Hill AFB begins large detonations at Utah Test and Training Range

  • Published
  • 75th Air Base Wing Public Affairs

The Air Force will begin its season of large detonation operations this month at the Utah Test and Training Range (UTTR). The detonations – those involving more than 10,000 pounds of net explosive weight – are to destroy old or obsolete Department of Defense rocket motors.

Amanda Burton, 75th Civil Engineer Group’s Environmental Branch Chief, said detonation is environmentally the best, current way to dispose of these large rocket motors. Since 2012, more than 300 motors have been destroyed at the UTTR. The UTTR is the only permitted location in the United States where these detonations can be done.

“We want to do this work without adversely affecting our neighbors and the environment," Burton said.

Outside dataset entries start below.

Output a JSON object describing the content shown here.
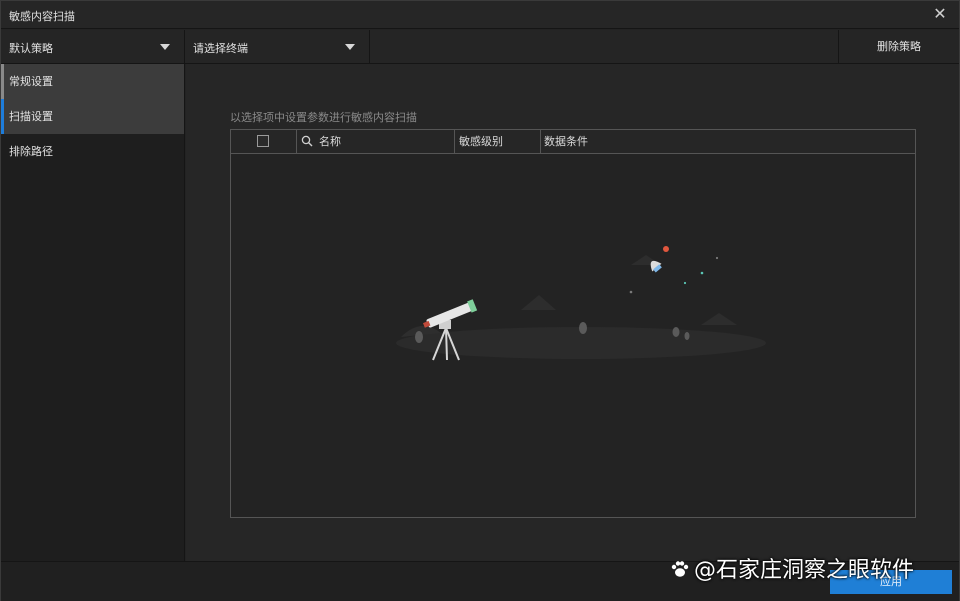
{
  "window": {
    "title": "敏感内容扫描"
  },
  "toolbar": {
    "policy_select": "默认策略",
    "terminal_select": "请选择终端",
    "delete_label": "删除策略"
  },
  "sidebar": {
    "items": [
      {
        "label": "常规设置"
      },
      {
        "label": "扫描设置"
      },
      {
        "label": "排除路径"
      }
    ]
  },
  "main": {
    "hint": "以选择项中设置参数进行敏感内容扫描",
    "table": {
      "columns": [
        "名称",
        "敏感级别",
        "数据条件"
      ],
      "rows": []
    }
  },
  "footer": {
    "apply_label": "应用"
  },
  "watermark": {
    "text": "@石家庄洞察之眼软件"
  },
  "colors": {
    "accent": "#1f7fd6",
    "background": "#232323",
    "border": "#555555"
  }
}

Large detonations do create sound waves, and before each operation at the UTTR, the Air Force takes atmospheric readings to check wind speed and direction and other weather factors. This data is entered into a sound prediction model to determine if conditions are acceptable for a detonation. If the model predicts that sound is going to be louder than permitted levels at locations along the Wasatch Front, the detonations are delayed.

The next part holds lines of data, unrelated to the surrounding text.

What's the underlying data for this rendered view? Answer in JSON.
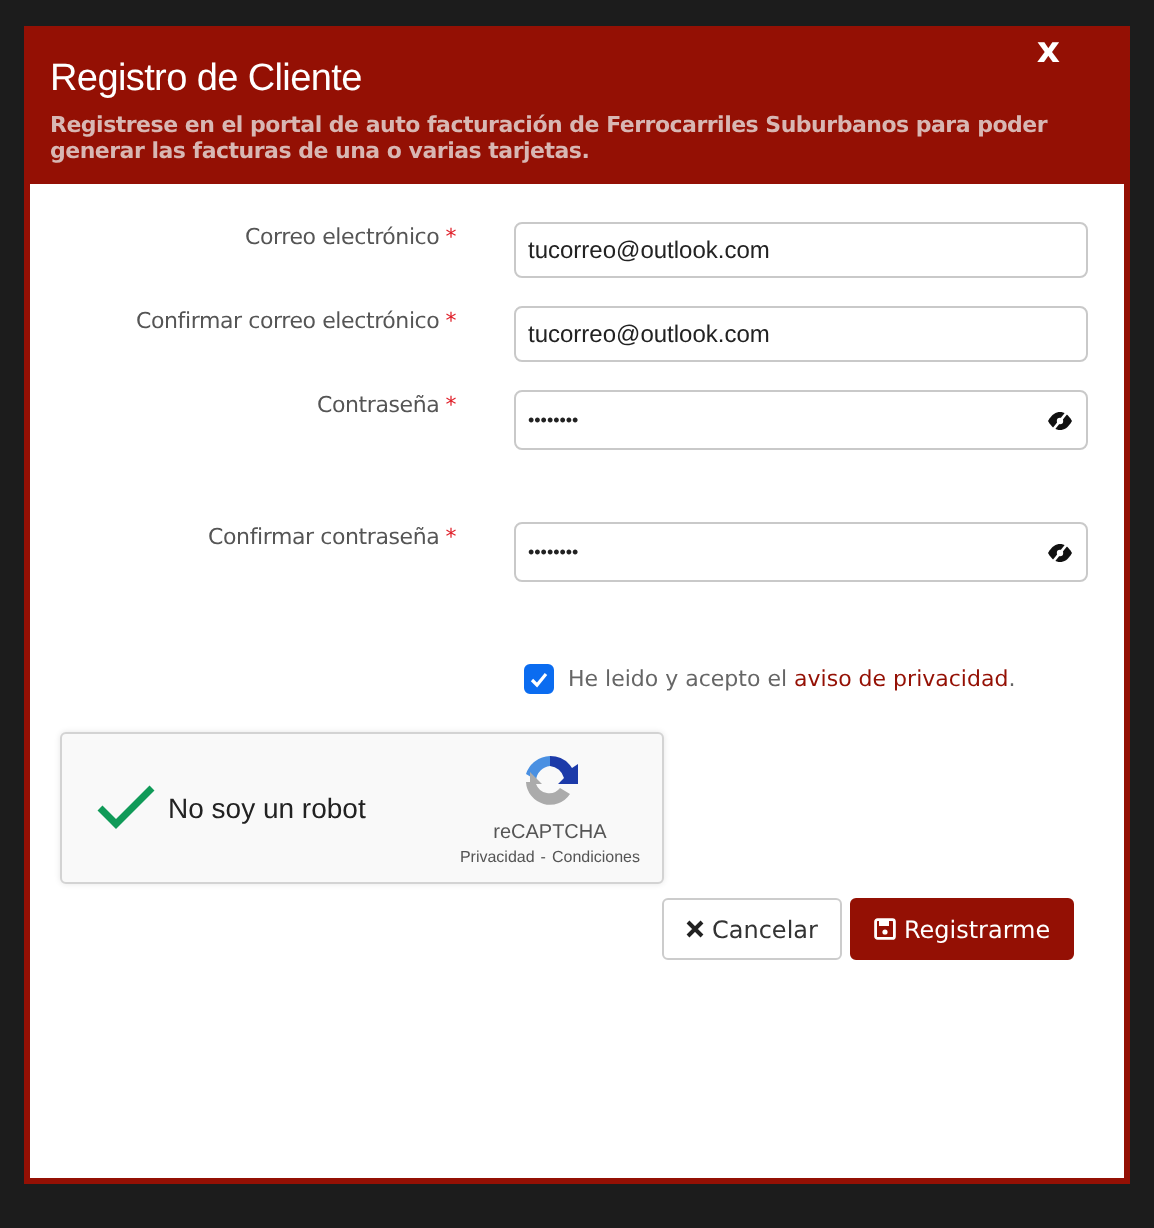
{
  "dialog": {
    "title": "Registro de Cliente",
    "subtitle": "Registrese en el portal de auto facturación de Ferrocarriles Suburbanos para poder generar las facturas de una o varias tarjetas.",
    "close": "x"
  },
  "fields": [
    {
      "label": "Correo electrónico",
      "required": "*",
      "value": "tucorreo@outlook.com",
      "kind": "text"
    },
    {
      "label": "Confirmar correo electrónico",
      "required": "*",
      "value": "tucorreo@outlook.com",
      "kind": "text"
    },
    {
      "label": "Contraseña",
      "required": "*",
      "value": "••••••••",
      "kind": "password"
    },
    {
      "label": "Confirmar contraseña",
      "required": "*",
      "value": "••••••••",
      "kind": "password"
    }
  ],
  "consent": {
    "checked": true,
    "text": "He leido y acepto el",
    "link": "aviso de privacidad",
    "end": "."
  },
  "captcha": {
    "checked": true,
    "label": "No soy un robot",
    "brand": "reCAPTCHA",
    "links": [
      "Privacidad",
      "Condiciones"
    ],
    "separator": "-"
  },
  "buttons": [
    {
      "label": "Cancelar",
      "kind": "cancel"
    },
    {
      "label": "Registrarme",
      "kind": "primary"
    }
  ]
}
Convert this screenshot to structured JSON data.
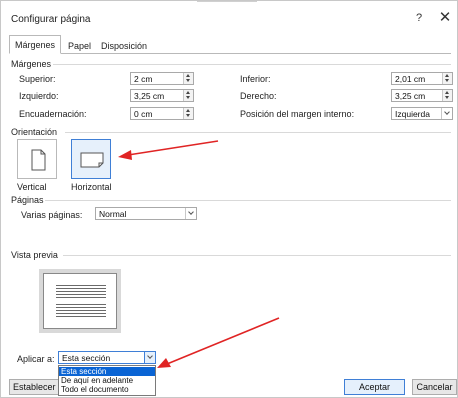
{
  "dialog": {
    "title": "Configurar página",
    "help_label": "?",
    "close_label": "✕"
  },
  "tabs": [
    {
      "label": "Márgenes",
      "active": true
    },
    {
      "label": "Papel",
      "active": false
    },
    {
      "label": "Disposición",
      "active": false
    }
  ],
  "margins": {
    "section_label": "Márgenes",
    "top_label": "Superior:",
    "top_value": "2 cm",
    "bottom_label": "Inferior:",
    "bottom_value": "2,01 cm",
    "left_label": "Izquierdo:",
    "left_value": "3,25 cm",
    "right_label": "Derecho:",
    "right_value": "3,25 cm",
    "gutter_label": "Encuadernación:",
    "gutter_value": "0 cm",
    "gutter_pos_label": "Posición del margen interno:",
    "gutter_pos_value": "Izquierda"
  },
  "orientation": {
    "section_label": "Orientación",
    "portrait_label": "Vertical",
    "landscape_label": "Horizontal",
    "selected": "landscape"
  },
  "pages": {
    "section_label": "Páginas",
    "multiple_label": "Varias páginas:",
    "multiple_value": "Normal"
  },
  "preview": {
    "section_label": "Vista previa"
  },
  "apply": {
    "label": "Aplicar a:",
    "value": "Esta sección",
    "options": [
      "Esta sección",
      "De aquí en adelante",
      "Todo el documento"
    ],
    "highlighted_index": 0
  },
  "footer": {
    "default_label": "Establecer",
    "ok_label": "Aceptar",
    "cancel_label": "Cancelar"
  },
  "colors": {
    "accent": "#0a64d4",
    "annotation_arrow": "#e02424"
  }
}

No sound prediction model, however, can be 100 percent accurate all the time, she said. On a few occasions over the years, some residents in northern Utah have felt vibrations and shaking minutes after a detonation on the range, which is approximately 80 miles west of Salt Lake City in Utah’s west desert.

"Atmospheric conditions can change rapidly between the time we take a reading and the actual detonation,” Burton said. “This current model we’re using is a very reliable tool in determining how far sound from a detonation will travel from the UTTR.”

Depending on weather conditions, one or two detonations are planned per week through September at the UTTR. This is subject to change based on weather, workload and other factors.